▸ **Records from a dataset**
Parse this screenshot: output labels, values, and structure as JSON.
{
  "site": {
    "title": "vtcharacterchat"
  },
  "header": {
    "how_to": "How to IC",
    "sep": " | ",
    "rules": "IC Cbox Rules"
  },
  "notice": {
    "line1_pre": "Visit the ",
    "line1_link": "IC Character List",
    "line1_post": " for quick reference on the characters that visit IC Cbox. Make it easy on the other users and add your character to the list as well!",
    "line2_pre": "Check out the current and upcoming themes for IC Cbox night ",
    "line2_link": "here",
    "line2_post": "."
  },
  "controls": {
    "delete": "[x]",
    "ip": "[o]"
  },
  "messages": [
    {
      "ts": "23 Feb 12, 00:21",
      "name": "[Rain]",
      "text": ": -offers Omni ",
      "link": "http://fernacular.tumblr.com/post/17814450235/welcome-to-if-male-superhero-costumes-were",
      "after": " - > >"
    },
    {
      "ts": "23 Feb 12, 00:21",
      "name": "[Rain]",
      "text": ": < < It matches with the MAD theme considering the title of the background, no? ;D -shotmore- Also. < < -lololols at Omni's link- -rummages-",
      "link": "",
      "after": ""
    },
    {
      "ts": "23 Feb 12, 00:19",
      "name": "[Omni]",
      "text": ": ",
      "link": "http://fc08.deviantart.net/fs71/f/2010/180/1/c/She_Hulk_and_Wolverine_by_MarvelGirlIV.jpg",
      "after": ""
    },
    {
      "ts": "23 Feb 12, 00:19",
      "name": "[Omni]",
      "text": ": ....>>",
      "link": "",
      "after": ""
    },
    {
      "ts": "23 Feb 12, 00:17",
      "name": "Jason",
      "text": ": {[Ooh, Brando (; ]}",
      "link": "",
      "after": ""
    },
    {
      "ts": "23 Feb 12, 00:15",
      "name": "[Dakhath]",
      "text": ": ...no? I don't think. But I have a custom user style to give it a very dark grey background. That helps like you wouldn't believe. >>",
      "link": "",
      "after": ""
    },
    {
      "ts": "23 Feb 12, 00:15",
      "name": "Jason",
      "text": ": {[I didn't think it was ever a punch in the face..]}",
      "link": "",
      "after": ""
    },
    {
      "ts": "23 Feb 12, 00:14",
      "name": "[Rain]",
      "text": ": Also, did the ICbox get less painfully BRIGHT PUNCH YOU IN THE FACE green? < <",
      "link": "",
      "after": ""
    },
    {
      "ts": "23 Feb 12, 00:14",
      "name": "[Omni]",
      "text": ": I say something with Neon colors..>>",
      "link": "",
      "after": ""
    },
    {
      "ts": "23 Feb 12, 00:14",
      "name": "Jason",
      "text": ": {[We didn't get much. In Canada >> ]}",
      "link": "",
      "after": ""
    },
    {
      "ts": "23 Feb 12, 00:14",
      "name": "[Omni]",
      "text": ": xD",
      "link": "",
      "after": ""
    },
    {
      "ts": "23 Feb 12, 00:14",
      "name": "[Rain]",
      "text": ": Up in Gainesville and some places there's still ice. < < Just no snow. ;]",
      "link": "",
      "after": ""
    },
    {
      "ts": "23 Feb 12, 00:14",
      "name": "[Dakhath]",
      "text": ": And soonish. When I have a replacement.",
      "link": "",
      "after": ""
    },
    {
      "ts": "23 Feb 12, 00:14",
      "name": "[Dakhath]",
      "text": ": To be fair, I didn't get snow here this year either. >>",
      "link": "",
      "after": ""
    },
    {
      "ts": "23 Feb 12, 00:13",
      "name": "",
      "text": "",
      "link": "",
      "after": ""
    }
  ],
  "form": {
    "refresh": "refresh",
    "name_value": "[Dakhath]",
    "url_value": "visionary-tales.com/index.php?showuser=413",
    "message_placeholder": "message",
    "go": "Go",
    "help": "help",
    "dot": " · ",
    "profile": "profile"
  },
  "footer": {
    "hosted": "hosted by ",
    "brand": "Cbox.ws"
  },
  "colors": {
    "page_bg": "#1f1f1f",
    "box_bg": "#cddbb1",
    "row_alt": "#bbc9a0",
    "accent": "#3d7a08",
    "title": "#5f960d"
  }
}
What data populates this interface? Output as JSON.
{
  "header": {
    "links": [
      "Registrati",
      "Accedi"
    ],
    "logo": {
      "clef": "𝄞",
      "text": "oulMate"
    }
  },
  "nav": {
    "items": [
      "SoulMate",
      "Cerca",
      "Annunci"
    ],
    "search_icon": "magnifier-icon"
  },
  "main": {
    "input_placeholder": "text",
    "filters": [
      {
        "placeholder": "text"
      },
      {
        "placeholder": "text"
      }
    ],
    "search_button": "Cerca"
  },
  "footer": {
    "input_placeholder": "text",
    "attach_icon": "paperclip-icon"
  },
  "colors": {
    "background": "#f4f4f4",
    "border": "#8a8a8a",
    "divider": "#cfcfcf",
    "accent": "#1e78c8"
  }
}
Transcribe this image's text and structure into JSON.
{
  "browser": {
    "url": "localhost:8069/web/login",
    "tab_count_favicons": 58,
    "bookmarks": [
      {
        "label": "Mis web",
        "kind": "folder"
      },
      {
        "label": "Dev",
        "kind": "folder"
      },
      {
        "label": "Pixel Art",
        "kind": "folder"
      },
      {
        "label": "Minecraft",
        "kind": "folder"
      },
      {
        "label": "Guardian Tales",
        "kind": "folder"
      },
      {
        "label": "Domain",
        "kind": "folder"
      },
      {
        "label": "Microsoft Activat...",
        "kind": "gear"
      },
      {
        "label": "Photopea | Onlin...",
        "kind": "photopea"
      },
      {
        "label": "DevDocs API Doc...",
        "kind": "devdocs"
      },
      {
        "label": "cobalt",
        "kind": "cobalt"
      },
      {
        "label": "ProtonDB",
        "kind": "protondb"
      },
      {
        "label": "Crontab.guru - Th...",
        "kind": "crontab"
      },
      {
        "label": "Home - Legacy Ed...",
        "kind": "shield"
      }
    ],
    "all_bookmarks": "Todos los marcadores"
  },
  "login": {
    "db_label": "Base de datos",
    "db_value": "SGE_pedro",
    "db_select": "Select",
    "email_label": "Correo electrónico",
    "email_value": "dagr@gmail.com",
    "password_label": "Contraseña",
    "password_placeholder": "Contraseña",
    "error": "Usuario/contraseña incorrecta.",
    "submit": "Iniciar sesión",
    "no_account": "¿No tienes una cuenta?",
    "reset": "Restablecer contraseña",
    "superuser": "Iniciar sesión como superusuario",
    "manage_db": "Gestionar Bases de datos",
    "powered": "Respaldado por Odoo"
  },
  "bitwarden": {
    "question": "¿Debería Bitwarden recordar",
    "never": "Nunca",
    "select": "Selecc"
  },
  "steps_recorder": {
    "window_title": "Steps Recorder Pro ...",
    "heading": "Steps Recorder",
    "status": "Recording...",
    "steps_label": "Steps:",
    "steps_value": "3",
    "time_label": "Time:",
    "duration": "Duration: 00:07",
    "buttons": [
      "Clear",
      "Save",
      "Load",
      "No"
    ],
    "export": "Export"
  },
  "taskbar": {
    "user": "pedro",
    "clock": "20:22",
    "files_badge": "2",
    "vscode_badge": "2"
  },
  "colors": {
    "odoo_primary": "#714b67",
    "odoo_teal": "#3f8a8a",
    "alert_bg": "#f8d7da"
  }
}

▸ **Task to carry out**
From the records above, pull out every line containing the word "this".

▸ **Completed task**
Parse this screenshot: output labels, values, and structure as JSON.
      "text": ": To be fair, I didn't get snow here this year either. >>",
What data populates this interface? Output as JSON.
Transcribe this image's text and structure into JSON.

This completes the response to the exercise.